Wednesday, July 25, 2007

Bitten by acting bug at theater camp

E-mail this article \ Print this article

Brian Lewis⁄The Gazette
Anastasia Goldberg, 8, of Gaithersburg studies her lines for her part in a production of ‘‘Snow White” at the Shining Stars School of Performing Arts theater camp in Damascus.
Hi, ho, hi, ho, off to work they go, and in the Shining Stars School of Performing Arts camp production of ‘‘Snow White,” six dwarves try in vain to protect Snow White from the curse of the evil witch.

One day, Bright, Sassy, Giggly, Dramatic, Picky and Lazy — names chosen to fit the actors’ personalities — return from their day digging for precious gems to find that their beloved Snow White has not heeded their admonitions to not talk to strangers.

Air, food, water — nothing seems to revive Snow White once she has bitten the poison apple.

But, even in this version of the classic tale, which has some different characters and plot twists, it’s happily ever after in the end.

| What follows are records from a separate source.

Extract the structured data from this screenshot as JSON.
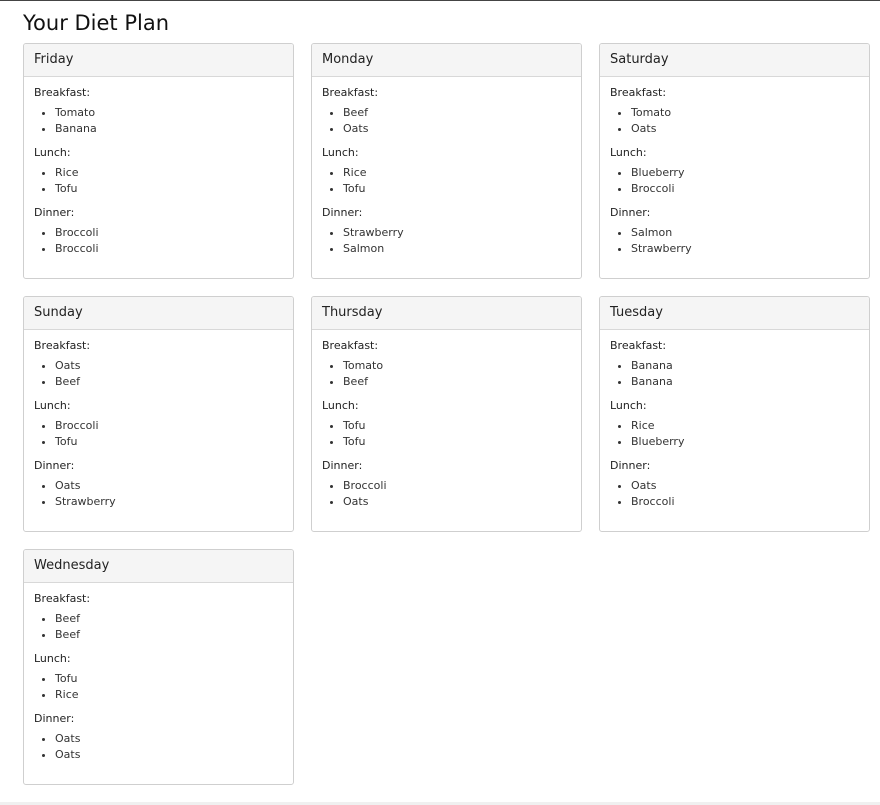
{
  "page": {
    "title": "Your Diet Plan"
  },
  "meal_labels": {
    "breakfast": "Breakfast:",
    "lunch": "Lunch:",
    "dinner": "Dinner:"
  },
  "days": [
    {
      "name": "Friday",
      "breakfast": [
        "Tomato",
        "Banana"
      ],
      "lunch": [
        "Rice",
        "Tofu"
      ],
      "dinner": [
        "Broccoli",
        "Broccoli"
      ]
    },
    {
      "name": "Monday",
      "breakfast": [
        "Beef",
        "Oats"
      ],
      "lunch": [
        "Rice",
        "Tofu"
      ],
      "dinner": [
        "Strawberry",
        "Salmon"
      ]
    },
    {
      "name": "Saturday",
      "breakfast": [
        "Tomato",
        "Oats"
      ],
      "lunch": [
        "Blueberry",
        "Broccoli"
      ],
      "dinner": [
        "Salmon",
        "Strawberry"
      ]
    },
    {
      "name": "Sunday",
      "breakfast": [
        "Oats",
        "Beef"
      ],
      "lunch": [
        "Broccoli",
        "Tofu"
      ],
      "dinner": [
        "Oats",
        "Strawberry"
      ]
    },
    {
      "name": "Thursday",
      "breakfast": [
        "Tomato",
        "Beef"
      ],
      "lunch": [
        "Tofu",
        "Tofu"
      ],
      "dinner": [
        "Broccoli",
        "Oats"
      ]
    },
    {
      "name": "Tuesday",
      "breakfast": [
        "Banana",
        "Banana"
      ],
      "lunch": [
        "Rice",
        "Blueberry"
      ],
      "dinner": [
        "Oats",
        "Broccoli"
      ]
    },
    {
      "name": "Wednesday",
      "breakfast": [
        "Beef",
        "Beef"
      ],
      "lunch": [
        "Tofu",
        "Rice"
      ],
      "dinner": [
        "Oats",
        "Oats"
      ]
    }
  ]
}
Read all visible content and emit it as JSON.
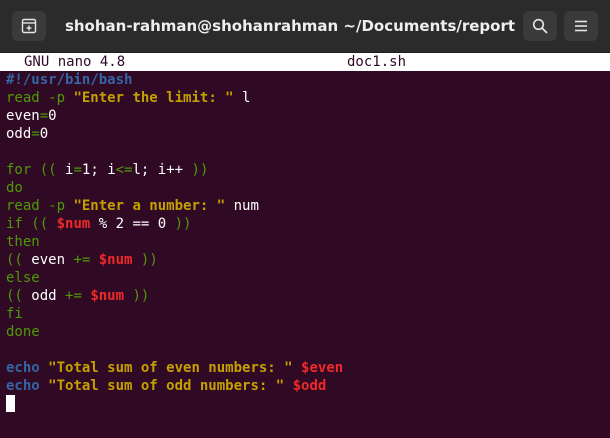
{
  "window": {
    "title": "shohan-rahman@shohanrahman ~/Documents/report",
    "buttons": {
      "new_tab_icon": "new-tab-icon",
      "search_icon": "search-icon",
      "menu_icon": "hamburger-menu-icon"
    }
  },
  "nano": {
    "version": "GNU nano 4.8",
    "filename": "doc1.sh"
  },
  "colors": {
    "terminal_bg": "#300a24",
    "titlebar_bg": "#2b2b2b",
    "syntax_green": "#4e9a06",
    "syntax_yellow": "#c4a000",
    "syntax_red": "#ef2929",
    "syntax_blue": "#3465a4"
  },
  "code": {
    "l1": "#!/usr/bin/bash",
    "l2": {
      "kw": "read",
      "flag": "-p",
      "str": "\"Enter the limit: \"",
      "var": "l"
    },
    "l3": {
      "name": "even",
      "op": "=",
      "val": "0"
    },
    "l4": {
      "name": "odd",
      "op": "=",
      "val": "0"
    },
    "l6": {
      "kw": "for",
      "open": "((",
      "i1": "i",
      "eq": "=",
      "n1": "1;",
      "i2": "i",
      "le": "<=",
      "l": "l;",
      "i3": "i++",
      "close": "))"
    },
    "l7": "do",
    "l8": {
      "kw": "read",
      "flag": "-p",
      "str": "\"Enter a number: \"",
      "var": "num"
    },
    "l9": {
      "kw": "if",
      "open": "((",
      "var": "$num",
      "rest": "% 2 == 0",
      "close": "))"
    },
    "l10": "then",
    "l11": {
      "open": "((",
      "name": "even",
      "op": "+=",
      "var": "$num",
      "close": "))"
    },
    "l12": "else",
    "l13": {
      "open": "((",
      "name": "odd",
      "op": "+=",
      "var": "$num",
      "close": "))"
    },
    "l14": "fi",
    "l15": "done",
    "l17": {
      "kw": "echo",
      "str": "\"Total sum of even numbers: \"",
      "var": "$even"
    },
    "l18": {
      "kw": "echo",
      "str": "\"Total sum of odd numbers: \"",
      "var": "$odd"
    }
  }
}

Director Amethyst Tymoch of Mount Airy, an experienced director of children’s productions, was excited last week about the progress her 14 campers had made just days into the production.

‘‘We’re way ahead of schedule. This group is very strong,” she said Thursday afternoon.

During the first few days of the two-week camp, she used theater games and creative storytelling to uncover the potential in each of the children.

‘‘We cast them based on how they attempt and approach the games,” she said. ‘‘I show them how to apply their natural personality to the process.”

The characters helped pick their own adjectives and develop a story line for their characters based on what makes sense, she said.

This was the first acting experience for nearly all of the children in the camp.

‘‘I always wanted to try it. I thought it would be fun,” said Daniel Eisig, 9, of Gaithersburg, who plays a skunk.

Picky dwarf McKenzie Compton, 11, of Mount Airy was also a first-time actor.

‘‘I really like this. It’s really great,” she said.

The all-day camp was structured with music, under the guidance of Shannon Hamilton, in the morning and acting, with Tymoch, in the afternoon. When not in a scene, the actors had craft time, where they made props and costumes for the show.

‘‘I love this camp,” said Sarah Vandegrift, 11, of Gaithersburg, who plays the evil queen. ‘‘It’s a place where everybody is friends. Nobody is mean. No judging. You can sing and dance — those are my two favorite things to do.”

First-time actor Jordan Gregory, 11, of Mount Airy was cast as Snow White.

‘‘She was beside herself excited when she found that out,” said Kim Gregory, her mother. ‘‘She’s loving it. She keeps telling me everyday she will be sad when it’s over. Maybe she’s found her calling.”

During brief breaks in the rehearsal, Tymoch talked to the children individually about their characters.

‘‘Tomorrow we’ll have more characterization in how we say things ... enunciation ... how fast we say things,” Tymoch said to the cast.

Anastasia Goldberg, 8, of Gaithersburg was already working on her stork character, reading her lines so well with an exaggerated Southern accent, Tymoch and the others had trouble holding back their laughs.

Anastasia came to camp with her sister, Kathryn, 10, who plays the old man that gives Snow White the poison apple.

‘‘It is really, really, really fun — I’m going to go again next year [and every year] until I’m too old to come,” said Mandy Quarantillo, 11, of Gaithersburg, who plays Snow White’s father. ‘‘I don’t want to leave. I wish it was longer.”

On the last day of camp Friday, the actors will give two performances of ‘‘Snow White” at the Shining Stars School of Performing Arts, 9870 Main St. in Damascus, (the old post office). Show times are 1:30 p.m. and 6 p.m. Tickets are not necessary, and everyone is welcome to attend.

This is the second year the fledgling nonprofit arts school connected to the Damascus Performing Arts Center has offered a summer camp program. Next week, the final session of the summer will offer a three-week musical theater camp for 5- to 15-year-olds. Camp will end with a production of ‘‘Once Upon a Mattress Jr.”

The Shining Stars school offers musical theater, acting and show choir classes during the school year.